Assignment
From the entries below, count the lines holding the word "this" and give nothing but the number.

**********

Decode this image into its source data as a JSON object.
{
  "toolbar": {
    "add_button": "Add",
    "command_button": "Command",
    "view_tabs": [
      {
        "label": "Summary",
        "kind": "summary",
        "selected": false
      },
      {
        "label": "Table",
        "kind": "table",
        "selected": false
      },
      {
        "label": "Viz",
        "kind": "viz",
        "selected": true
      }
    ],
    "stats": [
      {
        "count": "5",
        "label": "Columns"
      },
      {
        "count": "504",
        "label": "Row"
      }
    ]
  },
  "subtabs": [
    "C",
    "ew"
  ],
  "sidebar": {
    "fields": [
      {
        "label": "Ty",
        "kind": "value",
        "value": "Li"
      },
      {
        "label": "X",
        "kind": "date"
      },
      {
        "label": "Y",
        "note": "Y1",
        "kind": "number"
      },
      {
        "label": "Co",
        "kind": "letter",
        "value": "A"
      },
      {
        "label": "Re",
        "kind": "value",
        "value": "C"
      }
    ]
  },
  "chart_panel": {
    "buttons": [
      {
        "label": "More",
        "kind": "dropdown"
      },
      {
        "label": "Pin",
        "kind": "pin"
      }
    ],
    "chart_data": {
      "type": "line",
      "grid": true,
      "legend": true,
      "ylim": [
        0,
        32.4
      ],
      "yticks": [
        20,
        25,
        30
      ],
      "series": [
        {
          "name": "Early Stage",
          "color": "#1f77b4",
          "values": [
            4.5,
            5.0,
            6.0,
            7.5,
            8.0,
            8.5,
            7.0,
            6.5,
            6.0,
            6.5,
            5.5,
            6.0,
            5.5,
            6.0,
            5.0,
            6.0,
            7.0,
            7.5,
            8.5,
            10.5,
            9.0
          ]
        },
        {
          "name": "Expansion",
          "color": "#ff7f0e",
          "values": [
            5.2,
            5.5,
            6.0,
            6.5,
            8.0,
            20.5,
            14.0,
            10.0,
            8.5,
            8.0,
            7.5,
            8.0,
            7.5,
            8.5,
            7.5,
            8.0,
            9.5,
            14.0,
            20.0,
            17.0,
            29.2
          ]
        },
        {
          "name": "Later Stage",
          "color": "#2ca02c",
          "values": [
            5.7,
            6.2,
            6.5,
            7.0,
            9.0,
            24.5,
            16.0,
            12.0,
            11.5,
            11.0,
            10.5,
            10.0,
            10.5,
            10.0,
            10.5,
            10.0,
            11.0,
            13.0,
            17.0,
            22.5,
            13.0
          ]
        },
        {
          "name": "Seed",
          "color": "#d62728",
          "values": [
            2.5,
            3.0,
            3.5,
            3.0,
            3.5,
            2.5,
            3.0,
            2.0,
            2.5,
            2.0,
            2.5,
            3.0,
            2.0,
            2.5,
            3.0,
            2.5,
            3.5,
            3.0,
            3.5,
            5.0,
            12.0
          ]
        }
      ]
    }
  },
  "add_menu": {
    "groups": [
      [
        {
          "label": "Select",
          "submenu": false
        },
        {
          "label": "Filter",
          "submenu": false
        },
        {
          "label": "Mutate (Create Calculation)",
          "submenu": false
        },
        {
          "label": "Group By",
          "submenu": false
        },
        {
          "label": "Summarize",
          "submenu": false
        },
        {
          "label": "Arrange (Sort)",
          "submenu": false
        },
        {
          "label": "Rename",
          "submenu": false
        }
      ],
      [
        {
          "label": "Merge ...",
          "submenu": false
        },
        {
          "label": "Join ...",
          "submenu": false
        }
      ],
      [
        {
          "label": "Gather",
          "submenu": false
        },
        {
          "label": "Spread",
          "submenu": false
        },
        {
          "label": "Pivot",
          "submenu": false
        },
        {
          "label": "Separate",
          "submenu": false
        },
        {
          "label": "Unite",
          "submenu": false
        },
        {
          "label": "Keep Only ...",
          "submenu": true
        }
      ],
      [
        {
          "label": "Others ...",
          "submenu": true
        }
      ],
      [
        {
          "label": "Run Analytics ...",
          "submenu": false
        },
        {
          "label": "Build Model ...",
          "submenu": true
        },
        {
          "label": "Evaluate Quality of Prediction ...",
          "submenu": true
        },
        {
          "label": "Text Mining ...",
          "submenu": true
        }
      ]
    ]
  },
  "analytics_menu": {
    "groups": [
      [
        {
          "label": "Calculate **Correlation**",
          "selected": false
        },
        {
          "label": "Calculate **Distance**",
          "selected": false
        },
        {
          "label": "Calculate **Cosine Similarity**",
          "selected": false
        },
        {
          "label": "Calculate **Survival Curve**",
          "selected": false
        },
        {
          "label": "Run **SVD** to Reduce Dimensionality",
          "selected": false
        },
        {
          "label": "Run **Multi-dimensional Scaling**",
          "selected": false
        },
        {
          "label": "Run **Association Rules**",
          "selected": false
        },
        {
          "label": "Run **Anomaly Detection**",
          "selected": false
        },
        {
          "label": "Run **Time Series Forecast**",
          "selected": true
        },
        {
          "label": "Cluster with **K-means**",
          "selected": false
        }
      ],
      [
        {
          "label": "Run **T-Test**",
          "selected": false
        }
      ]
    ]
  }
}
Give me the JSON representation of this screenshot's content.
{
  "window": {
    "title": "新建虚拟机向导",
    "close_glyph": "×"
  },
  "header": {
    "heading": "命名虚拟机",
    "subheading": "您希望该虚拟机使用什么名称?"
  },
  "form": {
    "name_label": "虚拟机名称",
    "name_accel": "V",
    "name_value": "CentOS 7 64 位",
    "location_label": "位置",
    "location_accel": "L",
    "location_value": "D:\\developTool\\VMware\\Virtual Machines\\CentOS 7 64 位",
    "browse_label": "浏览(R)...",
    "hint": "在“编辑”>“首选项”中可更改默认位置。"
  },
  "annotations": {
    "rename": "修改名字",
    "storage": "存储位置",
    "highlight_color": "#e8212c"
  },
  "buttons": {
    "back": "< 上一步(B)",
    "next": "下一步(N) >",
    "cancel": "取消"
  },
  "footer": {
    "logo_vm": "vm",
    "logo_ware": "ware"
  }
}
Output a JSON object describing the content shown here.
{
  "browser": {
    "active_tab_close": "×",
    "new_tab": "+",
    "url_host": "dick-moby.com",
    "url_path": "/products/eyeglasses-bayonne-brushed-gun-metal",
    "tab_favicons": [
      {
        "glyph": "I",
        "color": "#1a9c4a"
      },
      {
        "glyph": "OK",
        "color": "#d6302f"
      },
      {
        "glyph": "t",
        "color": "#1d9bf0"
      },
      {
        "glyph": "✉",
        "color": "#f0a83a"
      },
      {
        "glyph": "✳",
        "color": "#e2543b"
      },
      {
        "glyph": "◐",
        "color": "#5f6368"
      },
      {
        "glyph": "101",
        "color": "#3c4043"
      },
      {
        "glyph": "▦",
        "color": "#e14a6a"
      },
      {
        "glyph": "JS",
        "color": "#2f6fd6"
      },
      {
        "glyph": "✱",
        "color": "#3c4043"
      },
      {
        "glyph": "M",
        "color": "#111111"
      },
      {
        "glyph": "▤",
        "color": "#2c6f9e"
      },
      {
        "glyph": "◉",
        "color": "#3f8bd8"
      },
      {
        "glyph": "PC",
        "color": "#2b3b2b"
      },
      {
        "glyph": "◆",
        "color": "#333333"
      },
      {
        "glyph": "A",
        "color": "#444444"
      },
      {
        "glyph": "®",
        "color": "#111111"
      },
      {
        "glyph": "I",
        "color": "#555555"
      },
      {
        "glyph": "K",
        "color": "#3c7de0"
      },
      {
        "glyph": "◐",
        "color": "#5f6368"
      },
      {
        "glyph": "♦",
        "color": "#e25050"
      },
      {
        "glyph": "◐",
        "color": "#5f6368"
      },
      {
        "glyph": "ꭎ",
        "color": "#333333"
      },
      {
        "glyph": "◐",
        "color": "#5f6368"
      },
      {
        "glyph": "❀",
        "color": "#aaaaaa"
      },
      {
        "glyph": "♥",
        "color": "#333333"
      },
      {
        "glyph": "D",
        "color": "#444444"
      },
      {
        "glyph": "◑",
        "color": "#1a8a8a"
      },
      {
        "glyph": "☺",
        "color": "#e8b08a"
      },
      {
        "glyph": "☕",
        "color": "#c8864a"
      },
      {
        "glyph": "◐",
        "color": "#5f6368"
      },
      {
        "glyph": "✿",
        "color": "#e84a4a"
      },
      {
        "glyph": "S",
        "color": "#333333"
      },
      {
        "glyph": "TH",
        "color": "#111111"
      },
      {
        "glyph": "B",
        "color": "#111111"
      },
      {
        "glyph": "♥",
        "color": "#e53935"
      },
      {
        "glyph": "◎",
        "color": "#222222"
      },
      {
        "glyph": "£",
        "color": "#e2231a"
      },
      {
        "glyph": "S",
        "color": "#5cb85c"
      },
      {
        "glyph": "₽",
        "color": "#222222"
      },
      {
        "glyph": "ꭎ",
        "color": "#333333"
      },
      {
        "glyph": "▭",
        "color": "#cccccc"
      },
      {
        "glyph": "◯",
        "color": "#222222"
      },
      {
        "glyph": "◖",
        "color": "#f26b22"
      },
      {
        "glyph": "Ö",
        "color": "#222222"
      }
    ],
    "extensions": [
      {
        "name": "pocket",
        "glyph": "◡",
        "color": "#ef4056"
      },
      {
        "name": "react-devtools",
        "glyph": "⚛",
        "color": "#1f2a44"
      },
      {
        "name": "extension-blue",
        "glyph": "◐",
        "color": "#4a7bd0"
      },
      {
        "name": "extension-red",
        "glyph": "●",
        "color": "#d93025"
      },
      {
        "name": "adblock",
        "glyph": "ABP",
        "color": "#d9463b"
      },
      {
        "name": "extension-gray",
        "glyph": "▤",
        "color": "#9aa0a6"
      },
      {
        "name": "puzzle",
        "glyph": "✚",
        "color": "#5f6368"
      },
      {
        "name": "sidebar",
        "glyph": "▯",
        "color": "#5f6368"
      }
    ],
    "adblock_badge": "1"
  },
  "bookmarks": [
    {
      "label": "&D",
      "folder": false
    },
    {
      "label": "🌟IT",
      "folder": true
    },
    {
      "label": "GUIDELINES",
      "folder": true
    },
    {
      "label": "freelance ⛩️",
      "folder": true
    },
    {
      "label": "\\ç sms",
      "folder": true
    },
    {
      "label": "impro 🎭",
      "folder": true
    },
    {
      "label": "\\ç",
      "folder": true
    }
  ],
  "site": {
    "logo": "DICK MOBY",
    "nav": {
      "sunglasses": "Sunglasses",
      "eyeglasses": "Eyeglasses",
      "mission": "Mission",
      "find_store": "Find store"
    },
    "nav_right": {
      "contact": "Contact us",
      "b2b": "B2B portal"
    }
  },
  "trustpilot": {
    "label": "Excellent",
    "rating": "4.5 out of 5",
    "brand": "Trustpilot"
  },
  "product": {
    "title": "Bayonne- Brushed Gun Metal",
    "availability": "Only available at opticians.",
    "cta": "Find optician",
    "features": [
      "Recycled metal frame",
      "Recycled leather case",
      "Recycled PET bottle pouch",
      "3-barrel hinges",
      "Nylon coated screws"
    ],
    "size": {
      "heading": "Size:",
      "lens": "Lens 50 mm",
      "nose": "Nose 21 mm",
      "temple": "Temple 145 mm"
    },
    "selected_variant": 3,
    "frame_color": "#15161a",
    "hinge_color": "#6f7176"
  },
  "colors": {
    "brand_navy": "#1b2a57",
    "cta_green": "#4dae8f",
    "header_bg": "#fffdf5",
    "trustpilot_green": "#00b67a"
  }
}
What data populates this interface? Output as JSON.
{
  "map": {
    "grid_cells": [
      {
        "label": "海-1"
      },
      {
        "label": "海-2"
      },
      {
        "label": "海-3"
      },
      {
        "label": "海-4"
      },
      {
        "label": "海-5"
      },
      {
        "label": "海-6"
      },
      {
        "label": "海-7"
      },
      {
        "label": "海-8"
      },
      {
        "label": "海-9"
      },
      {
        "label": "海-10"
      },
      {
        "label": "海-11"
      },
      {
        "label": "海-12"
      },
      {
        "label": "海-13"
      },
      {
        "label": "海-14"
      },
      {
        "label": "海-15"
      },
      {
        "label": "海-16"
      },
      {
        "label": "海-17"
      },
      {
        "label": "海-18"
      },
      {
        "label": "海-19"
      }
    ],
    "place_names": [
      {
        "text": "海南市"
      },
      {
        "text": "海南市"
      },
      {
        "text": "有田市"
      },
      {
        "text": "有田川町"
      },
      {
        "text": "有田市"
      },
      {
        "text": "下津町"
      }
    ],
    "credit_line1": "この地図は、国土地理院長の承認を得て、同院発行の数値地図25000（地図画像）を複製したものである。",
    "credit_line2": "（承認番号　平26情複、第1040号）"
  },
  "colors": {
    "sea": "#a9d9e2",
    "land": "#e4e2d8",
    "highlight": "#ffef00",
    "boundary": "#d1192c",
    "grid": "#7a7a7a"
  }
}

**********

Solution
3